▶ _EXERCISE INPUTS_:

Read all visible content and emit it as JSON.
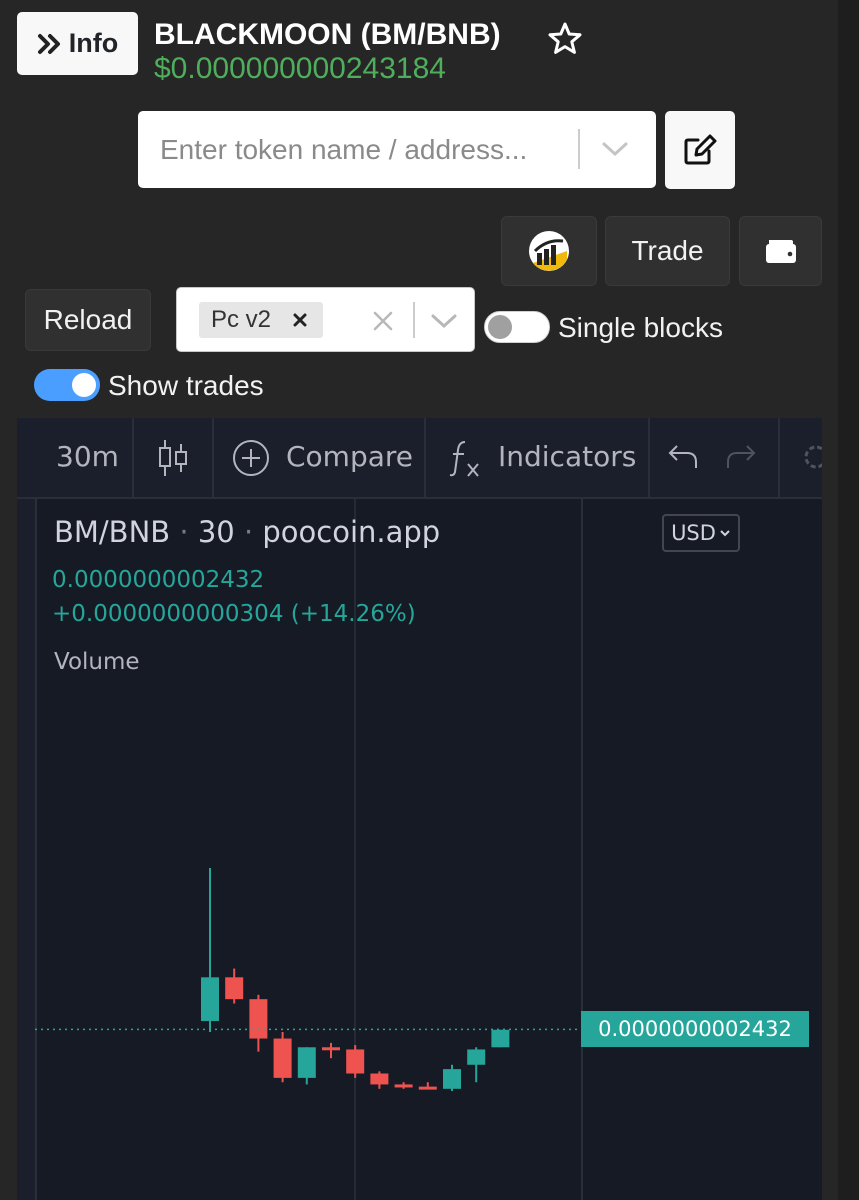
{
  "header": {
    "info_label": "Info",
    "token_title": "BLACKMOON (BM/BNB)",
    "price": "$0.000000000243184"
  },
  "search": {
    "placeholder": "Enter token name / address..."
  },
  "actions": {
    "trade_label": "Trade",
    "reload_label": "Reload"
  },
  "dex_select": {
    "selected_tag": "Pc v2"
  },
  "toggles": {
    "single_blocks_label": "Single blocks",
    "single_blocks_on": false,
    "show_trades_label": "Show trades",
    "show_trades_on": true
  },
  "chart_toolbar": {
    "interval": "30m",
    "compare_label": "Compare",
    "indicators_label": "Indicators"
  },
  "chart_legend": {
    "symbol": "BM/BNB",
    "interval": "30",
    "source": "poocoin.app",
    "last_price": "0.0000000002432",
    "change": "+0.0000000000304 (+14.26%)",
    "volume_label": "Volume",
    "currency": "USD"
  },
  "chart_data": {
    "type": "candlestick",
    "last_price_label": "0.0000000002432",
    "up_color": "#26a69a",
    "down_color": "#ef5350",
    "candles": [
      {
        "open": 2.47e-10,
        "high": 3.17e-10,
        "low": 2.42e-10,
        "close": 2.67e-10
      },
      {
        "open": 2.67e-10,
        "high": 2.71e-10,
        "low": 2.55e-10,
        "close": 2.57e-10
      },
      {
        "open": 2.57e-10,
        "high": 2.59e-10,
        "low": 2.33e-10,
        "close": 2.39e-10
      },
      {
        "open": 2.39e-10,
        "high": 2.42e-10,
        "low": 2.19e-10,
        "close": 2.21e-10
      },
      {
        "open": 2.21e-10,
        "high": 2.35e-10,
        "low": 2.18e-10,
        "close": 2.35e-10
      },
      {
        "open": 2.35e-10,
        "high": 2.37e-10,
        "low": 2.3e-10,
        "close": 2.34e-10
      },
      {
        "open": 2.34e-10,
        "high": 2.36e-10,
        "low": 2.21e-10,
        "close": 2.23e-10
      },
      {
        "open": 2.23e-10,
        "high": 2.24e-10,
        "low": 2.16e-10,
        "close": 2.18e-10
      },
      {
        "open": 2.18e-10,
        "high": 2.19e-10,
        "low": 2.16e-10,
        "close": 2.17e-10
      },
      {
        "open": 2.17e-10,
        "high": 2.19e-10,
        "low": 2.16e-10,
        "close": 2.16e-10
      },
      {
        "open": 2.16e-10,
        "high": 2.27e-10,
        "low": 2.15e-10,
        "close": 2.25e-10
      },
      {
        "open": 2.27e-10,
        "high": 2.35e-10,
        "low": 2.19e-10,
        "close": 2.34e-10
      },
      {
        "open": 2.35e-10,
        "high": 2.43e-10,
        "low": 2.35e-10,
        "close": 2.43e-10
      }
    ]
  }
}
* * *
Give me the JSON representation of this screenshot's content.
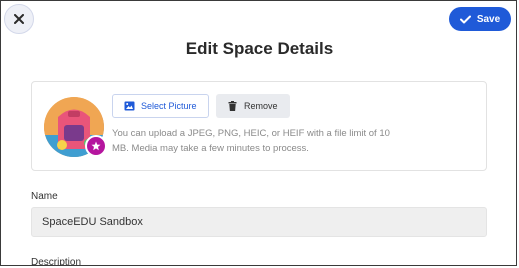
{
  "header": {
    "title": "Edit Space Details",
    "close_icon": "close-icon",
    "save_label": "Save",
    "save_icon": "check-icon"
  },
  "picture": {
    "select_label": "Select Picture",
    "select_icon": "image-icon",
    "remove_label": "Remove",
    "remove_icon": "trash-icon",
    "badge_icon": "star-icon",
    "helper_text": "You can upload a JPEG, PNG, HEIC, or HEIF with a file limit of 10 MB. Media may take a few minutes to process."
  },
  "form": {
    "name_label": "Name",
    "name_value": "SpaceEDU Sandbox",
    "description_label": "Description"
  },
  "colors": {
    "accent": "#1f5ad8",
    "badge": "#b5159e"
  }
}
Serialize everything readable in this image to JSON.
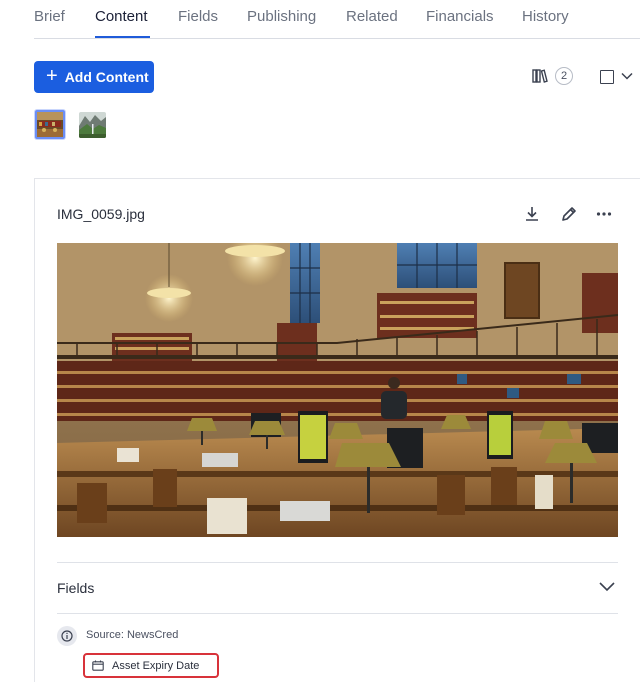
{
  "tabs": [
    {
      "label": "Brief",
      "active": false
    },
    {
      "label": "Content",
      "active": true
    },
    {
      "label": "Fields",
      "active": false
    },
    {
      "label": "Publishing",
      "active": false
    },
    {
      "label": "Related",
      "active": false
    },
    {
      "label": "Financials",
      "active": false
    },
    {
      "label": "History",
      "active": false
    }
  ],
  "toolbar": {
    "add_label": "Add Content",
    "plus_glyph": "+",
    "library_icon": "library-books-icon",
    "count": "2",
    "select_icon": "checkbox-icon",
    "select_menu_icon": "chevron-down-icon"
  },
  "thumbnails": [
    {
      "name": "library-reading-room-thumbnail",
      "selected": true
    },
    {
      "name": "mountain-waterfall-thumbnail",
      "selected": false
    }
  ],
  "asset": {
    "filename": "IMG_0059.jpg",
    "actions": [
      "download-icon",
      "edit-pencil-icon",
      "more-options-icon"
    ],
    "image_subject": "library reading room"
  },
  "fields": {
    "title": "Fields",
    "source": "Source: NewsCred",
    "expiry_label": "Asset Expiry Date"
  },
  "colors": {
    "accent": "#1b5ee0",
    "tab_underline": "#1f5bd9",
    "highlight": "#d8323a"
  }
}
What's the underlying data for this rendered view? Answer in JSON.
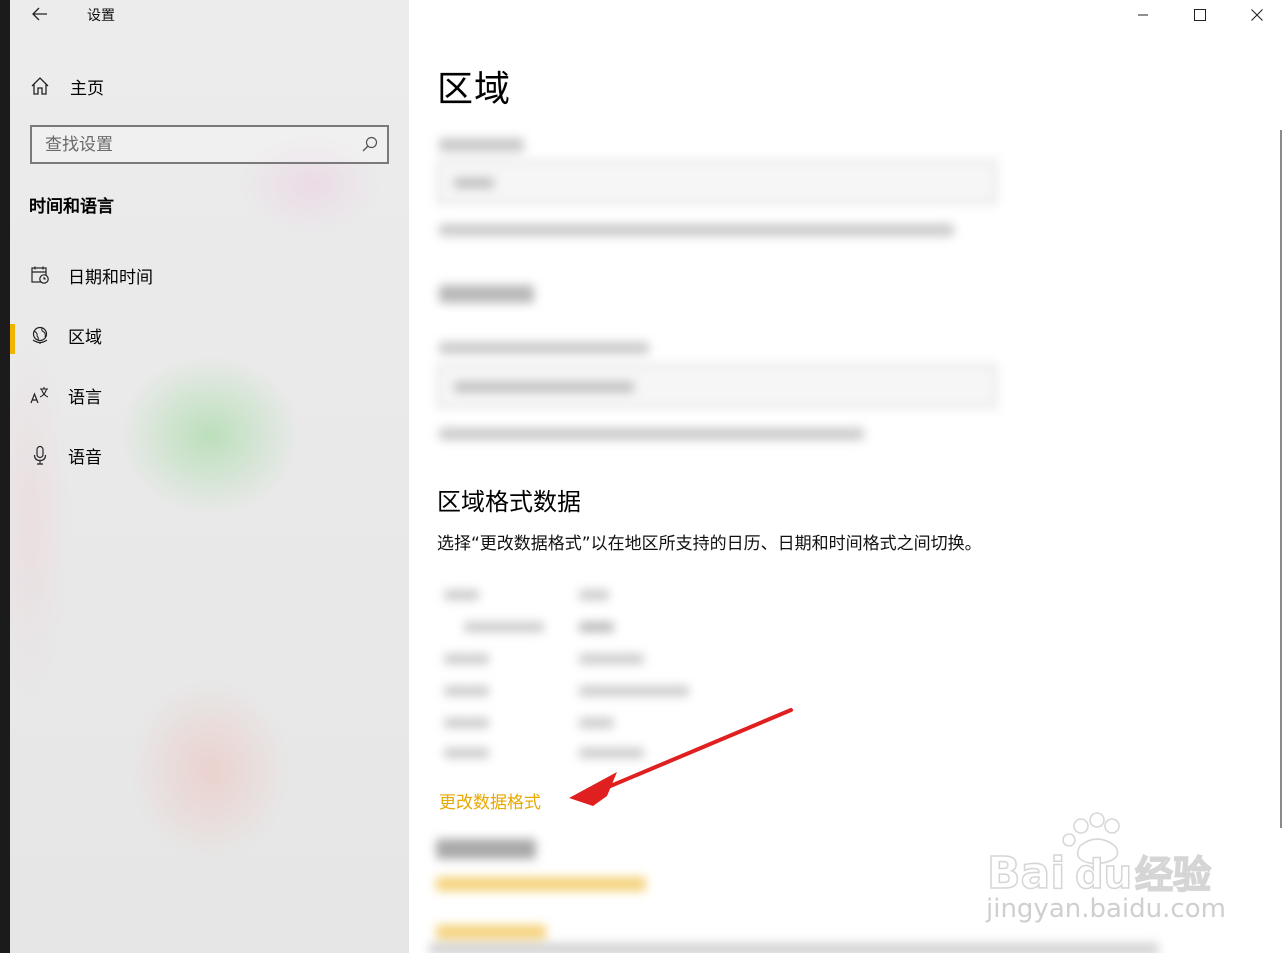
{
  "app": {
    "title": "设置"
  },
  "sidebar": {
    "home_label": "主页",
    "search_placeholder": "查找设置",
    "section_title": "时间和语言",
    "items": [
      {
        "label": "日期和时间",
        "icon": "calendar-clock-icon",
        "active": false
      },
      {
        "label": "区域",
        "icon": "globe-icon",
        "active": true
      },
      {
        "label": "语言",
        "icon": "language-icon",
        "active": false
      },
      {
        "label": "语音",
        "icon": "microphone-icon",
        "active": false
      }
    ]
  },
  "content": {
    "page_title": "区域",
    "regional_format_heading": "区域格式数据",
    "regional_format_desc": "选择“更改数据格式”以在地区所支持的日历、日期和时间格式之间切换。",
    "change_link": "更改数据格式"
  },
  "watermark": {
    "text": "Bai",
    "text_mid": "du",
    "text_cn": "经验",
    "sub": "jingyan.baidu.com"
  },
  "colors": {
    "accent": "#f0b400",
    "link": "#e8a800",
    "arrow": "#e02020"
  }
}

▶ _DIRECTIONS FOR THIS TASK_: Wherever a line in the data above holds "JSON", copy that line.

▶ _ANSWER FOR THE TASK_:
Read all visible content and emit it as JSON.
Give me the JSON representation of this screenshot's content.
Serialize everything readable in this image to JSON.
What's the underlying data for this rendered view? Answer in JSON.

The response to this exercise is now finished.